“Our aim is to design modern health services that are high quality, meet people’s changing needs and are sustainable for years to come.”
The proposals are not yet part of a formal public consultation. It is expected that formal consultation on any proposed changes will take place later next year.
A spokesman from campaign group Save Our NHS in Kent spokesperson said: “People were shouted down at listening events earlier this year when they said that the loss of a stroke unit might lead to further losses such as A&E and maternity. Now we have proposals popping up that could mean QEQM is left with a midwifery-led maternity unit and a GP-led ‘A&E’.
“This appears to be an ongoing drive to remove QEQM’s specialist consultants, leading to a downgraded hospital. As a result of these plans, there’s a possibility that all acute care will ultimately go to another hospital. Acute care means treatment of severe injury or illness that requires rapid intervention to avoid death or disability – so this could mean an awful lot of ambulances, or even all ambulances going to another hospital in future.
“Canterbury has been left without consultant-led maternity care for some time now and it means that pregnant women in Canterbury are in fear that if something goes wrong during childbirth, they face a delay in treatment and a journey in an ambulance. Midwife-led childbirth is not suitable for everyone.
“This reduction in service now threatens Thanet and Ashford populations as it has in Canterbury. Again, Kent’s NHS executives are engineering a situation in which locations are expected to fight each other for the best health care. SONIK say that all three hospitals deserve consultant-led maternity care, and all three hospitals deserve acute care on site.”
“Save Our NHS in Kent recommends to everyone in east Kent that they keep a close eye on these developments and attend the listening events coming up in October and November. Details of events and news updates can be followed on our facebook page and website.”
Labour’s parliamentary candidate for South Thanet, Rebecca Gordon Nesbitt, said the options present a lose-lose situation for Thanet.
She said: “The two options for hospital reconfiguration in East Kent represent a lose–lose situation for Thanet.
“Under option 1, we lose a whole raft of services; under option 2, we lose our A&E. It seems our worst fears are being realised, with services being stripped out of QEQM and moved to Ashford or Canterbury. The stroke unit is just the start. The people of Thanet can ill afford this.
“As I’ve said several times before, Thanet has high levels of deprivation, meaning that our people are more likely than people in other parts of the county to suffer from strokes, heart and cardiovascular disease. Moving the relevant services further away from the people who need them is a failure of the statutory duty of health commissioners.
“I’d like to echo the view of SONiK, of which I’m a member, that East Kent hospitals shouldn’t have to compete with each other for excellent services. If the Government funded the NHS properly and the Department of Health took responsibility for commissioning services, we wouldn’t be in this mess.”

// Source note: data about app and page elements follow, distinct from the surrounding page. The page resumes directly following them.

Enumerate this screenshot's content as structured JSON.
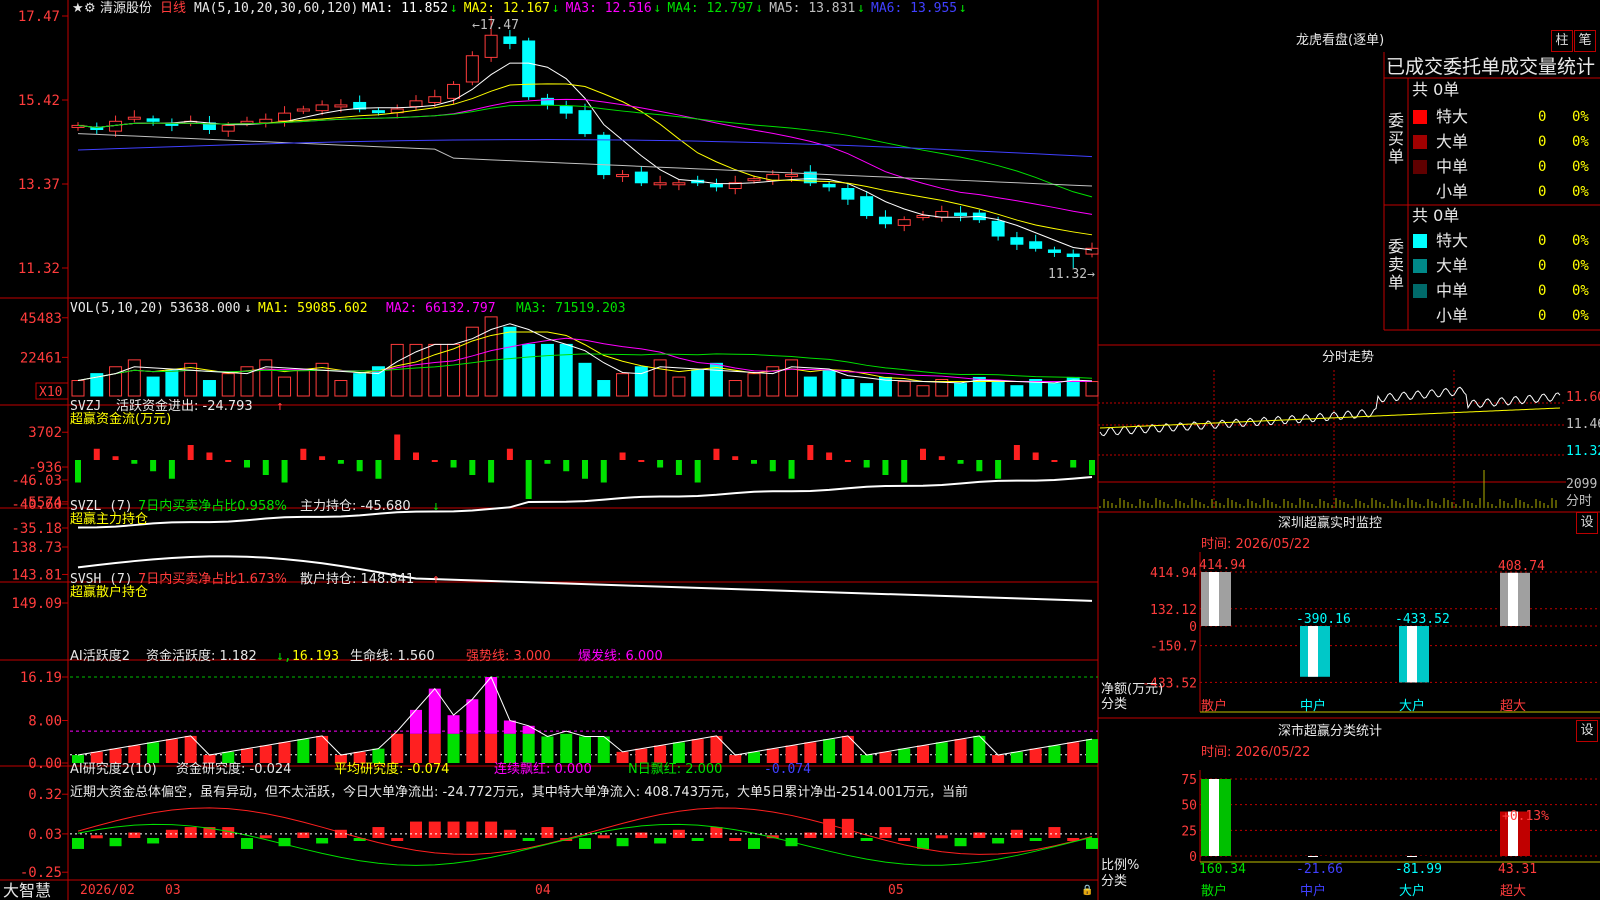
{
  "stock": {
    "name": "清源股份",
    "period": "日线"
  },
  "kline": {
    "ma_title": "MA(5,10,20,30,60,120)",
    "mas": [
      {
        "label": "MA1: 11.852",
        "arrow": "↓",
        "color": "#ffffff"
      },
      {
        "label": "MA2: 12.167",
        "arrow": "↓",
        "color": "#ffff00"
      },
      {
        "label": "MA3: 12.516",
        "arrow": "↓",
        "color": "#ff00ff"
      },
      {
        "label": "MA4: 12.797",
        "arrow": "↓",
        "color": "#00e000"
      },
      {
        "label": "MA5: 13.831",
        "arrow": "↓",
        "color": "#c0c0c0"
      },
      {
        "label": "MA6: 13.955",
        "arrow": "↓",
        "color": "#4040ff"
      }
    ],
    "yticks": [
      "17.47",
      "15.42",
      "13.37",
      "11.32"
    ],
    "high_label": "←17.47",
    "low_label": "11.32→",
    "closes": [
      14.8,
      14.7,
      14.9,
      15.0,
      14.9,
      14.8,
      14.9,
      14.7,
      14.8,
      14.9,
      14.95,
      15.1,
      15.2,
      15.3,
      15.3,
      15.2,
      15.15,
      15.2,
      15.4,
      15.5,
      15.8,
      16.5,
      17.0,
      16.8,
      15.5,
      15.3,
      15.1,
      14.6,
      13.6,
      13.6,
      13.4,
      13.4,
      13.4,
      13.4,
      13.3,
      13.4,
      13.5,
      13.6,
      13.6,
      13.4,
      13.3,
      13.0,
      12.6,
      12.4,
      12.5,
      12.6,
      12.7,
      12.6,
      12.5,
      12.1,
      11.9,
      11.8,
      11.7,
      11.6,
      11.8
    ]
  },
  "vol": {
    "title": "VOL(5,10,20)",
    "v": "53638.000",
    "ma1": "MA1: 59085.602",
    "ma2": "MA2: 66132.797",
    "ma3": "MA3: 71519.203",
    "arrow": "↓",
    "yticks": [
      "45483",
      "22461"
    ],
    "unit": "X10"
  },
  "svzj": {
    "title": "SVZJ",
    "label": "活跃资金进出: -24.793",
    "arrow": "↑",
    "sub": "超赢资金流(万元)",
    "yticks": [
      "3702",
      "-936",
      "-5574"
    ]
  },
  "svzl": {
    "title": "SVZL (7)",
    "ratio": "7日内买卖净占比0.958%",
    "label": "主力持仓: -45.680",
    "arrow": "↓",
    "sub": "超赢主力持仓",
    "yticks": [
      "-35.18",
      "-40.60",
      "-46.03"
    ]
  },
  "svsh": {
    "title": "SVSH (7)",
    "ratio": "7日内买卖净占比1.673%",
    "label": "散户持仓: 148.841",
    "arrow": "↑",
    "sub": "超赢散户持仓",
    "yticks": [
      "149.09",
      "143.81",
      "138.73"
    ]
  },
  "ai1": {
    "title": "AI活跃度2",
    "l1": "资金活跃度: 1.182",
    "v2": "16.193",
    "l3": "生命线: 1.560",
    "l4": "强势线: 3.000",
    "l5": "爆发线: 6.000",
    "yticks": [
      "16.19",
      "8.00",
      "0.00"
    ]
  },
  "ai2": {
    "title": "AI研究度2(10)",
    "l1": "资金研究度: -0.024",
    "l2": "平均研究度: -0.074",
    "l3": "连续飘红: 0.000",
    "l4": "N日飘红: 2.000",
    "l5": "-0.074",
    "yticks": [
      "0.32",
      "0.03",
      "-0.25"
    ],
    "comment": "近期大资金总体偏空，虽有异动，但不太活跃，今日大单净流出: -24.772万元，其中特大单净流入: 408.743万元，大单5日累计净出-2514.001万元，当前"
  },
  "xaxis": {
    "logo": "大智慧",
    "labels": [
      "2026/02",
      "03",
      "04",
      "05"
    ]
  },
  "longhu": {
    "title": "龙虎看盘(逐单)",
    "btn1": "柱",
    "btn2": "笔",
    "heading": "已成交委托单成交量统计",
    "buy": {
      "side": "委买单",
      "total": "共 0单",
      "rows": [
        {
          "name": "特大",
          "count": "0",
          "pct": "0%",
          "color": "#ff0000"
        },
        {
          "name": "大单",
          "count": "0",
          "pct": "0%",
          "color": "#a00000"
        },
        {
          "name": "中单",
          "count": "0",
          "pct": "0%",
          "color": "#600000"
        },
        {
          "name": "小单",
          "count": "0",
          "pct": "0%",
          "color": ""
        }
      ]
    },
    "sell": {
      "side": "委卖单",
      "total": "共 0单",
      "rows": [
        {
          "name": "特大",
          "count": "0",
          "pct": "0%",
          "color": "#00ffff"
        },
        {
          "name": "大单",
          "count": "0",
          "pct": "0%",
          "color": "#008888"
        },
        {
          "name": "中单",
          "count": "0",
          "pct": "0%",
          "color": "#006a6a"
        },
        {
          "name": "小单",
          "count": "0",
          "pct": "0%",
          "color": ""
        }
      ]
    }
  },
  "fenshi": {
    "title": "分时走势",
    "yticks": [
      "11.60",
      "11.46",
      "11.32"
    ],
    "vol": "2099",
    "vol_label": "分时"
  },
  "monitor": {
    "title": "深圳超赢实时监控",
    "btn": "设",
    "time": "时间: 2026/05/22",
    "yticks": [
      "414.94",
      "132.12",
      "0",
      "-150.7",
      "-433.52"
    ],
    "ylabel1": "净额(万元)",
    "ylabel2": "分类",
    "bars": [
      {
        "cat": "散户",
        "value": 414.94,
        "label": "414.94"
      },
      {
        "cat": "中户",
        "value": -390.16,
        "label": "-390.16"
      },
      {
        "cat": "大户",
        "value": -433.52,
        "label": "-433.52"
      },
      {
        "cat": "超大",
        "value": 408.74,
        "label": "408.74"
      }
    ]
  },
  "stats": {
    "title": "深市超赢分类统计",
    "btn": "设",
    "time": "时间: 2026/05/22",
    "yticks": [
      "75",
      "50",
      "25",
      "0"
    ],
    "ylabel1": "比例%",
    "ylabel2": "分类",
    "topnote": "+0.13%",
    "bars": [
      {
        "cat": "散户",
        "value": 160.34,
        "label": "160.34"
      },
      {
        "cat": "中户",
        "value": -21.66,
        "label": "-21.66"
      },
      {
        "cat": "大户",
        "value": -81.99,
        "label": "-81.99"
      },
      {
        "cat": "超大",
        "value": 43.31,
        "label": "43.31"
      }
    ]
  }
}
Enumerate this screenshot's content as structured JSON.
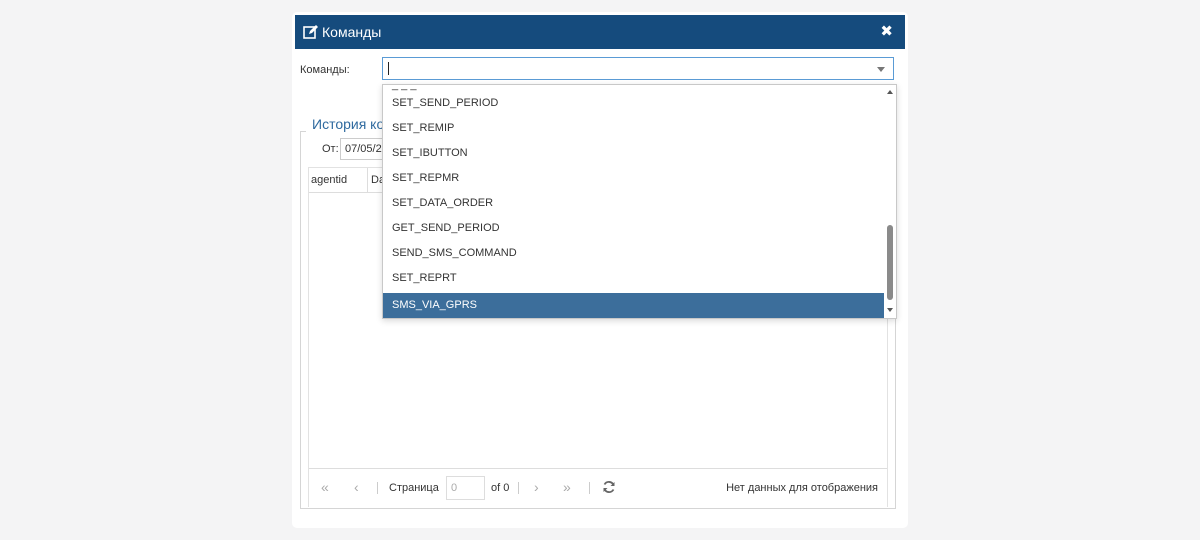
{
  "dialog": {
    "title": "Команды",
    "close_icon": "close-icon",
    "title_icon": "edit-icon"
  },
  "commands": {
    "label": "Команды:",
    "value": ""
  },
  "history": {
    "legend": "История ко",
    "from_label": "От:",
    "from_value": "07/05/2",
    "columns": [
      "agentid",
      "Da"
    ]
  },
  "pager": {
    "page_label": "Страница",
    "page_value": "0",
    "of_label": "of 0",
    "status": "Нет данных для отображения"
  },
  "dropdown": {
    "partial_item": "_ _ _",
    "items": [
      "SET_SEND_PERIOD",
      "SET_REMIP",
      "SET_IBUTTON",
      "SET_REPMR",
      "SET_DATA_ORDER",
      "GET_SEND_PERIOD",
      "SEND_SMS_COMMAND",
      "SET_REPRT",
      "SMS_VIA_GPRS"
    ],
    "selected": "SMS_VIA_GPRS"
  },
  "colors": {
    "titlebar": "#154b7d",
    "selected_item": "#3c6e9b",
    "legend_text": "#2f6a9f"
  }
}
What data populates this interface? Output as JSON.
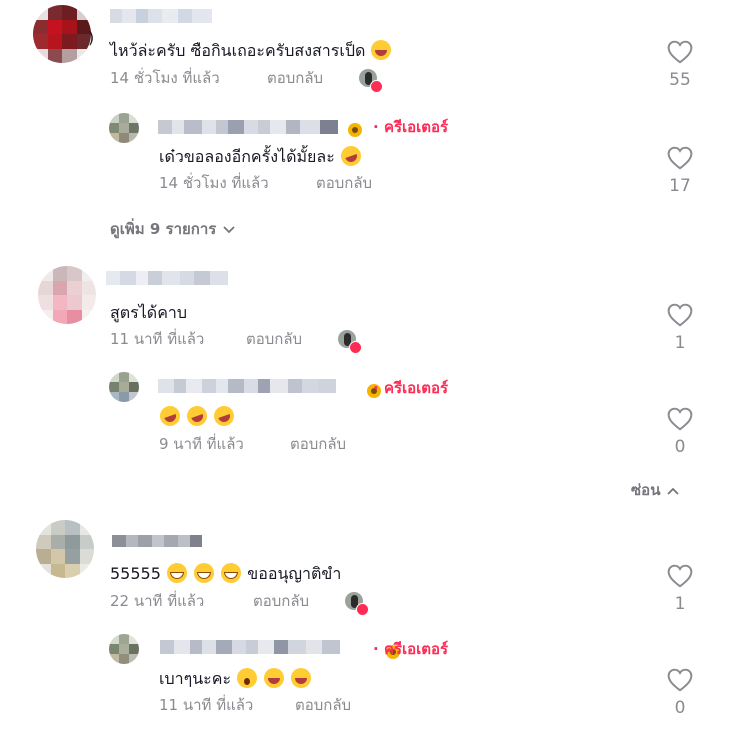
{
  "colors": {
    "creator": "#fe2c55",
    "muted": "#8a8b91",
    "text": "#161823"
  },
  "comments": [
    {
      "text": "ไหว้ล่ะครับ ซือกินเถอะครับสงสารเป็ด",
      "emojis": [
        "laughing-emoji"
      ],
      "time": "14 ชั่วโมง ที่แล้ว",
      "reply_label": "ตอบกลับ",
      "likes": "55",
      "creator_liked": true,
      "replies": [
        {
          "creator_badge": "ครีเอเตอร์",
          "badge_dot": "·",
          "text": "เด๋วขอลองอีกครั้งได้มั้ยละ",
          "emojis": [
            "rolling-laughing-emoji"
          ],
          "time": "14 ชั่วโมง ที่แล้ว",
          "reply_label": "ตอบกลับ",
          "likes": "17"
        }
      ],
      "view_more": "ดูเพิ่ม 9 รายการ"
    },
    {
      "text": "สูตรได้คาบ",
      "emojis": [],
      "time": "11 นาที ที่แล้ว",
      "reply_label": "ตอบกลับ",
      "likes": "1",
      "creator_liked": true,
      "replies": [
        {
          "creator_badge": "ครีเอเตอร์",
          "badge_dot": "·",
          "text": "",
          "emojis": [
            "rolling-laughing-emoji",
            "rolling-laughing-emoji",
            "rolling-laughing-emoji"
          ],
          "time": "9 นาที ที่แล้ว",
          "reply_label": "ตอบกลับ",
          "likes": "0"
        }
      ],
      "hide_label": "ซ่อน"
    },
    {
      "text": "55555",
      "text_after": "ขออนุญาติขำ",
      "emojis": [
        "grinning-emoji",
        "grinning-emoji",
        "grinning-emoji"
      ],
      "time": "22 นาที ที่แล้ว",
      "reply_label": "ตอบกลับ",
      "likes": "1",
      "creator_liked": true,
      "replies": [
        {
          "creator_badge": "ครีเอเตอร์",
          "badge_dot": "·",
          "text": "เบาๆนะคะ",
          "emojis": [
            "shocked-emoji",
            "laughing-emoji",
            "laughing-emoji"
          ],
          "time": "11 นาที ที่แล้ว",
          "reply_label": "ตอบกลับ",
          "likes": "0"
        }
      ]
    }
  ]
}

Conservative MP Craig Mackinlay said: “I always listen carefully to the recommendations of the doctors, nurses and others from our various NHS Trusts and organisations, but these proposals are at a very early stage of development.
“You can be assured that, given Thanet’s geographical position and population, I support QEQM maintaining as broad a spectrum as possible of full range services – including a full A&E – into the future.”
MP Sir Roger Gale has been asked for comment.
Public NHS listening events in Thanet
Tuesday 13 November: Ravenscliffe Suite, Pegwell Bay Hotel, 81 Pegwell Road, Ramsgate CT11 0NJ
6.30pm to 9.30pm (registration from 6.15pm)
Tuesday 20 November: The Lido, Ethelbert Terrace, Margate CT9 1RX
10am to 1pm (registration from 9.45am
For more information visit https://kentandmedway.nhs.uk/eastkent.